- Defining marketing actions depending on location. This way, a more appropriate location of advertising facilities is achieved, as well as getting the right message to your target audience.
- Cadastral data consultation.
- Studies of environmental aspects, such as pollution levels.
- Improved roadside assistance, locating incidents more precisely.
- Optimization of logistics and freight transport.
- Design and maintenance of electrical networks, as well as help define the location of renewable energy facilities.
To all these uses of Geographic Information Systems, we must add some applications for the current situation. They also collaborate intensely in the development of tools oriented to health care.
An example of these applications is the de-escalation phases during the pandemic. Thanks to precise topographic measurements provided by techniques such as Mobile Mapping we have valuable information about the configuration of the streets.
This way, it’s easier to ensure that social distancing can be maintained through pedestrianization or other measures. In addition, these measurements can be published in order to promote teleworking.
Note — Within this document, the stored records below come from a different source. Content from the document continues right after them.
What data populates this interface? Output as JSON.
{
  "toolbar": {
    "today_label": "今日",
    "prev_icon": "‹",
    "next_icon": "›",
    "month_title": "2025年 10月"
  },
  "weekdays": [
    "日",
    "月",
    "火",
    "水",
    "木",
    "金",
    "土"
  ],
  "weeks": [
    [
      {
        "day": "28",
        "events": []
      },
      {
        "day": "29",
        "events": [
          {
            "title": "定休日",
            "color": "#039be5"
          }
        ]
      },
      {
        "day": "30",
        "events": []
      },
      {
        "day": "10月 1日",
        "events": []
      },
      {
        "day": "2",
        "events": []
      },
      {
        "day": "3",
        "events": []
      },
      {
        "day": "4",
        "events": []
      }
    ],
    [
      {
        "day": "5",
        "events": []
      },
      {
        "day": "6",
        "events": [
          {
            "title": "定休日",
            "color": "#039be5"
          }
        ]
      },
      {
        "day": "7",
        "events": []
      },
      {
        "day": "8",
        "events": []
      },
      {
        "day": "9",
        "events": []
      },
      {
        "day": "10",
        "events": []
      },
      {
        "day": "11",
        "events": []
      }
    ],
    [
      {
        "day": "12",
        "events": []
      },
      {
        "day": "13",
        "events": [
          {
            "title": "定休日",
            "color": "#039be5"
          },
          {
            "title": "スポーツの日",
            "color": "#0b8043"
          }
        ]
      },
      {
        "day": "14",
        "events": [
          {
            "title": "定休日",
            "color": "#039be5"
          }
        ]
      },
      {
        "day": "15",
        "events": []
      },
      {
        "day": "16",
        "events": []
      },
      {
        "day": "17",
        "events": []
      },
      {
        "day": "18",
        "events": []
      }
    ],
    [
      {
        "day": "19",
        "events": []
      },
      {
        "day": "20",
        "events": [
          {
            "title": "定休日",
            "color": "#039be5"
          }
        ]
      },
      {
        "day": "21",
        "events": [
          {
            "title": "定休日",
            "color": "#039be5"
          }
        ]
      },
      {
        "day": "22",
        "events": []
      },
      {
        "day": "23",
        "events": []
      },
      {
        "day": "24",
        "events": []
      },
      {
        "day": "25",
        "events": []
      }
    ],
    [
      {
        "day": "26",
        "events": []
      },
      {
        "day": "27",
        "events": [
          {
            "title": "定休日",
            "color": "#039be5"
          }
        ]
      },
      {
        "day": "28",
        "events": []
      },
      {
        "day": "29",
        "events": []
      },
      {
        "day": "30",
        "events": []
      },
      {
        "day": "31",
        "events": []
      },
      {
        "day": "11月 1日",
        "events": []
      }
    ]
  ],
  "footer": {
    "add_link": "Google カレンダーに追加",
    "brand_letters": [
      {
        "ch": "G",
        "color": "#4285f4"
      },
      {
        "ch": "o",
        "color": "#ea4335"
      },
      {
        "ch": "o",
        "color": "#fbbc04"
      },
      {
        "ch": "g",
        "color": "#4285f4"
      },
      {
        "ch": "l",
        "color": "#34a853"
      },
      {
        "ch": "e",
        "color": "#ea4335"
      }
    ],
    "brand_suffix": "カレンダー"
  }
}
On the other hand, geographical solutions have also been developed to make the life of citizens much easier. Geograma developed, in collaboration with Carto, a tool called “Calcula tu kilómetro” where you can check how far you could travel in a radius of one km, according to the rules set for covid de-escalating measures.
It is clear that Geographic Information Systems are on the rise. That is why at Geograma we work permanently to be able to take full advantage of its operation. Thus, we help companies, citizens and Public Administrations in their daily activity, contributing our grain of sand towards the advancement of society.
Do you want to get even more value from your geospatial data with a GIS? Tell us about your situation and we will offer you solutions for it!